Iran’s Baha’i minority are being prevented from obtaining identity cards under new rules, depriving them of basic civil rights in another blow to the persecuted group.
Iranian authorities have removed the Baha’i faith from the list of recognised religions on the new national ID card, which lists only Islam, Christianity, Judaism and Zoroastrianism as options.
A core tenet of the Baha’i faith is upholding the truth, which would prevent followers from lying on the form about their religion.
Without the card, Iranian nationals are unable to obtain credit cards, driver’s licenses and passports. ID cards are also required to apply for a loan, cash cheques and buying property.
The UN says there are about 350,000 Baha’i followers in Iran, making them the country’s biggest religious minority.
They say hundreds of followers have been jailed or executed since Iran’s revolution in 1979.
“Before, the Baha’i used to tick the box ‘Other’, and while their religion wasn’t officially recognised, it was sufficient,” Padideh Sabeti, a spokesperson for the Baha’i International Community, told The Sunday Telegraph. “Now they have deliberately eliminated the option so the Baha’i – the country’s largest minority – is not recognised.

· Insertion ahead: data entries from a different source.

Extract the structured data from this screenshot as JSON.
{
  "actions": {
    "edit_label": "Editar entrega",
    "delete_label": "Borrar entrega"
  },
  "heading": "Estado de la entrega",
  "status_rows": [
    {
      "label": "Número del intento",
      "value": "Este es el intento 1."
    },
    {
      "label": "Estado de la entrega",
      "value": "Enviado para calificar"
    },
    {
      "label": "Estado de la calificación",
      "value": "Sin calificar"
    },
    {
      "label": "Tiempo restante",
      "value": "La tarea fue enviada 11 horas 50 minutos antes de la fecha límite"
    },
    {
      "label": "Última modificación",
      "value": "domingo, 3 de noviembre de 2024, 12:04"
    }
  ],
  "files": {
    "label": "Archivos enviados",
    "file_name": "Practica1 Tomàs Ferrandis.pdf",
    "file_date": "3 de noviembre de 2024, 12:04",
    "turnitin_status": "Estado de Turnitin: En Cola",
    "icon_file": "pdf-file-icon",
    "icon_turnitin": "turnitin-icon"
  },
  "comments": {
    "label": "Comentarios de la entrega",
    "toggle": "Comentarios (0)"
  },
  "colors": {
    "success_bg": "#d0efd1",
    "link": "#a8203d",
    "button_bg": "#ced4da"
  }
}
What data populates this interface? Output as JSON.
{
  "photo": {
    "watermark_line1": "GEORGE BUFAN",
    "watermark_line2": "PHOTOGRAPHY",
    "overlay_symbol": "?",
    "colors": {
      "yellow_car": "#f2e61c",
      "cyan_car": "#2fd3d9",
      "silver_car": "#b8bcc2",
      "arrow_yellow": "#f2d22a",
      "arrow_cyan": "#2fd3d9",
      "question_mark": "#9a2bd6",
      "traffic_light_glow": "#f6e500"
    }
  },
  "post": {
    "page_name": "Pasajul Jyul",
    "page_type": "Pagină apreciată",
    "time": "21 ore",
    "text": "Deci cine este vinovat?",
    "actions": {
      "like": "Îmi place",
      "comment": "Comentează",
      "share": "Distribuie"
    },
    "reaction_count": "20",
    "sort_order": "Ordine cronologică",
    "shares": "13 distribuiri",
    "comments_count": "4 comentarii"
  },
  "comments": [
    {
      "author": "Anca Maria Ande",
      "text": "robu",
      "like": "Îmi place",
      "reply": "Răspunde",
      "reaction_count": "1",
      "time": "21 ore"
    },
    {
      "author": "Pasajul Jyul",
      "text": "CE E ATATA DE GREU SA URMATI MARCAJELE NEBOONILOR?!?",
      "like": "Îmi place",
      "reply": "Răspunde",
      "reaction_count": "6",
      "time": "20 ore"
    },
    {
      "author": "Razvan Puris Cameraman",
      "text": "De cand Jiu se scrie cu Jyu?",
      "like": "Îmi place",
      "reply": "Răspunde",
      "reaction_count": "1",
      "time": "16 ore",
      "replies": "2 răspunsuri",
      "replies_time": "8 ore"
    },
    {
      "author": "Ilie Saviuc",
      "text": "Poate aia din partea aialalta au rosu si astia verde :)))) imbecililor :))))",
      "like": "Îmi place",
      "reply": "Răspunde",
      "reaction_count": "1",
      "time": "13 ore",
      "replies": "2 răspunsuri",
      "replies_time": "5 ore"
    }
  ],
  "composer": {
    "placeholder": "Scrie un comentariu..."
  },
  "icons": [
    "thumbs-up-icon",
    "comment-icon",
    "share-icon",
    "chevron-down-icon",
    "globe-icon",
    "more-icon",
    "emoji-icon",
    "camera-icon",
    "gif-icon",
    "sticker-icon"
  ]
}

“We’ve heard from some inside Iran who have told us they have gone to get a new ID card and the official ticked Muslim for them on the form,” said Ms Sabeti, who speaks for the community in Iran from the UK. “When the person then asked them to change this, saying they were not Muslim but Baha’i, they were told they were not allowed.
“They are using this mechanism to deny the existence of the Baha’i, they can use the forms to tell the world that there are no longer any Baha’i in Iran,” said Ms Sabeti, who said applicants had been told that the changes to the forms had been ordered by the “powers on high”. “It’s a terrifying prospect.”
The religion started in Iran, but it has rapidly expanded since its founding and now has an estimated six million followers worldwide.
While Iran systematically discriminates against other religious minorities within its borders as well, the plight of the Baha’i community has been particularly well documented because of the group’s size and the severity of the persecution to which it is subjected.
A United Nations report found that Baha’is have suffered from “the most egregious forms of repression, persecution and victimisation.”
Baha’is interviewed for the report described a variety of human rights violations that they had been subjected to, including the closure of shops, the firebombing of homes; arbitrary arrest, torture and other ill treatment whilst in detention.
Many also been arrested for “vaguely worded offenses” such as espionage or spreading propaganda or espionage.
In the last three months, Baha’is also experienced a confiscation of possessions, dismissals from employment, and continued denial of access to higher education. In one instance, a non-Baha’i employer was forced to provide a list of her Baha’i employees and then to dismiss them from employment.
A court recently ruled that property belonging to the Baha’is in the village of Ivel, where followers have lived for two centuries, be confiscated on the basis that Baha’is have “a perverse ideology” and therefore have no “legitimacy in their ownership” of any property.
“How could Baha’is that apply for their national identification ID cards, for public sector jobs, or to enrol in a universities be punished simply for being truthful?” said Diane Ala’i, representative of the Baha’i International Community in Geneva.
“Despite continuous claims by Iranian officials inside the country and in the UN that Baha’is have citizenship rights, the authorities are institutionalising yet another mechanism which aims to destroy the Baha’i community as a viable entity.”